Investment Arbitration and Human Rights

Governments’ legal obligations under international investment law and international human rights law are occasionally in tension. No inherent conflict exists between these distinct legal regimes. Yet in specific situations, governments’ efforts to address some stakeholders’ rights or interests may lead to liability for harming the rights or interests of others. Actions to protect human rights may violate investor protections under a treaty or an investor’s rights under a contract; similarly, actions to protect investments may violate human rights.

CCSI focuses on the intersection of these two international legal regimes, and the impacts of their application for the most vulnerable of rights-holders.
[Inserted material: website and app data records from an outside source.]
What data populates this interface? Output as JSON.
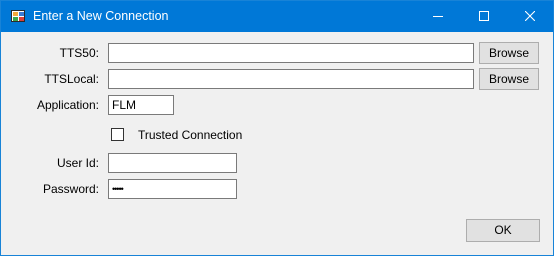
{
  "window": {
    "title": "Enter a New Connection",
    "icon": "windows-forms-app-icon",
    "accent_color": "#0078d7"
  },
  "form": {
    "tts50": {
      "label": "TTS50:",
      "value": "",
      "browse_label": "Browse"
    },
    "ttslocal": {
      "label": "TTSLocal:",
      "value": "",
      "browse_label": "Browse"
    },
    "application": {
      "label": "Application:",
      "value": "FLM"
    },
    "trusted_connection": {
      "label": "Trusted Connection",
      "checked": false
    },
    "user_id": {
      "label": "User Id:",
      "value": ""
    },
    "password": {
      "label": "Password:",
      "value": "•••••"
    },
    "ok_label": "OK"
  }
}
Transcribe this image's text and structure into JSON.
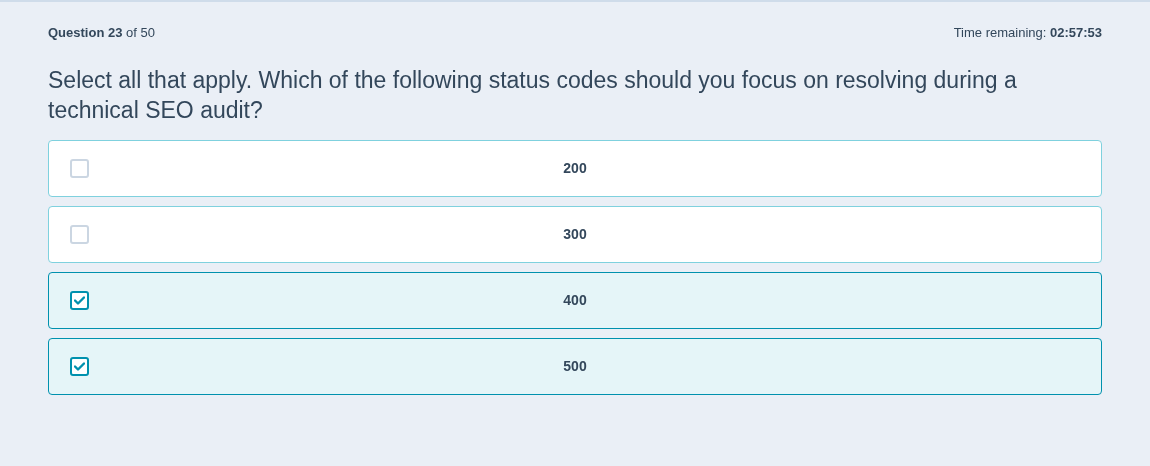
{
  "header": {
    "progress": "**Question 23** of 50",
    "timer": "Time remaining: **02:57:53**"
  },
  "question": "Select all that apply. Which of the following status codes should you focus on resolving during a technical SEO audit?",
  "options": [
    {
      "label": "200",
      "checked": false
    },
    {
      "label": "300",
      "checked": false
    },
    {
      "label": "400",
      "checked": true
    },
    {
      "label": "500",
      "checked": true
    }
  ]
}
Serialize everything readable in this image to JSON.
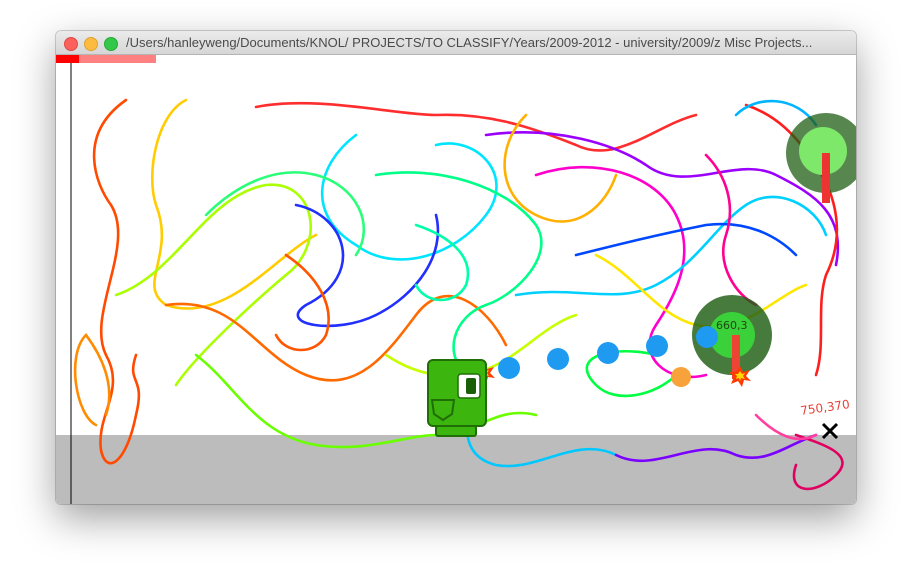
{
  "window": {
    "title": "/Users/hanleyweng/Documents/KNOL/ PROJECTS/TO CLASSIFY/Years/2009-2012 - university/2009/z Misc Projects...",
    "buttons": {
      "close": "close",
      "minimize": "minimize",
      "maximize": "maximize"
    }
  },
  "game": {
    "health_fraction": 0.23,
    "bullet_count": 5,
    "enemy_count": 2,
    "labels": {
      "cursor_coords": "750,370",
      "enemy_coords": "660,3"
    },
    "colors": {
      "ground": "#bcbcbc",
      "player": "#3cb50e",
      "bullet": "#1e9bf0",
      "enemy_outer": "#1f5e14",
      "enemy_inner": "#7ee86a",
      "health_bar": "#ff0000",
      "health_bar_bg": "#ff8080",
      "orange_ball": "#f7a23b"
    },
    "icons": [
      "player-robot-icon",
      "explosion-icon",
      "cursor-x-icon"
    ]
  }
}
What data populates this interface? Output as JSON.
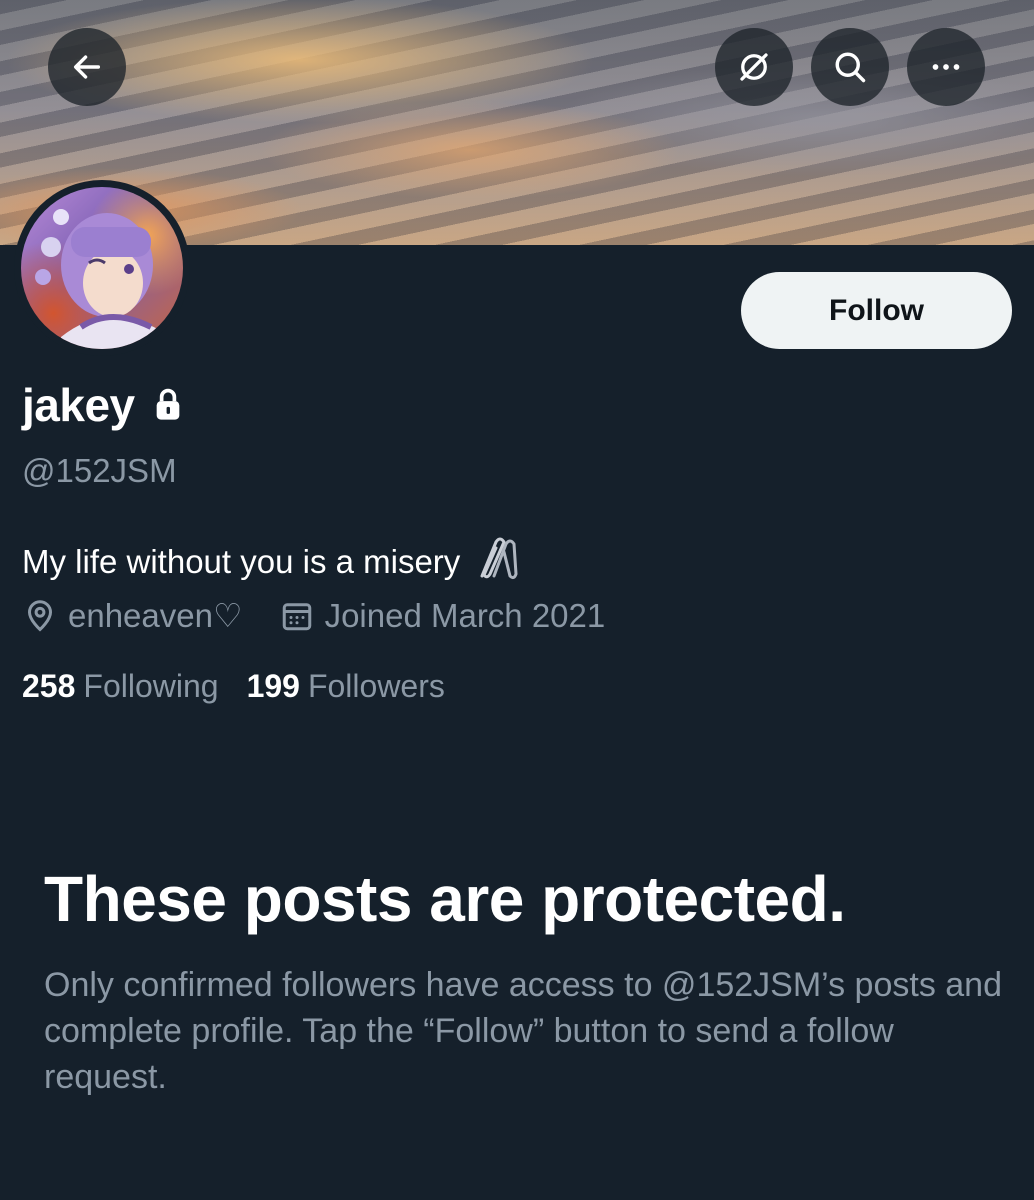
{
  "header": {
    "back_icon": "arrow-left-icon",
    "grok_icon": "grok-slash-icon",
    "search_icon": "search-icon",
    "more_icon": "more-horizontal-icon"
  },
  "profile": {
    "display_name": "jakey",
    "protected_icon": "lock-icon",
    "handle": "@152JSM",
    "bio": "My life without you is a misery",
    "bio_emoji": "paperclips-emoji",
    "location": "enheaven♡",
    "joined": "Joined March 2021",
    "following_count": "258",
    "following_label": "Following",
    "followers_count": "199",
    "followers_label": "Followers"
  },
  "actions": {
    "follow_label": "Follow"
  },
  "protected_notice": {
    "title": "These posts are protected.",
    "description": "Only confirmed followers have access to @152JSM’s posts and complete profile. Tap the “Follow” button to send a follow request."
  },
  "colors": {
    "background": "#15202b",
    "secondary_text": "#8b98a5",
    "follow_button_bg": "#eff3f4",
    "follow_button_text": "#0f1419"
  }
}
Among other things, this includes a specific focus on investment arbitrations, and their implications for the realization of human rights. Work on investment arbitrations and human rights has included:

  • The Tribunal - a film created by Malcolm Rogge in partnership with CCSI - tracks the experiences of community members in the Intag Valley in Ecuador who were directly impacted by a potential mining project, a dispute that erupted as a result of the project, and the eventual arbitration proceedings in which the Canadian mining company sued the Ecuadorian government under the Canada-Ecuador bilateral investment treaty.
  • CLE workshop on investment arbitration and human rights, which gathered experts to examine which human rights issues may be implicated in investment disputes, as well as how and to what extent the issues have been handled by parties and arbitrators; to explore how parties might effectively raise human rights norms and issues in the course of an arbitration; and to evaluate the roles and obligations of tribunals in considering such arguments.
  • Research on whether access to justice for investors via investment arbitration affects access to justice for rights-holders.
  • Efforts to raise human rights arguments within a specific investment arbitration dispute through an amicus submission.
  • Speaking engagements on human rights and international investment arbitration, including panels at Harvard Law School and a Loyola University Chicago Law Journal Symposium.
  • Academic writing, including: “Human Rights Law and the International Investment Regime,” Research Handbook on Human Rights and Business (forthcoming); “At the Intersection of Land Grievances and Legal Liability: The Need to Reconsider Contract Rights and Expectations at the Supranational Level,” Loyola University Chicago Law Journal (forthcoming); and “Corporate agricultural investment and the right to food: Addressing disparate protections and promoting rights-consistent outcomes,” UCLA Journal of International Law and Foreign Affairs (2016).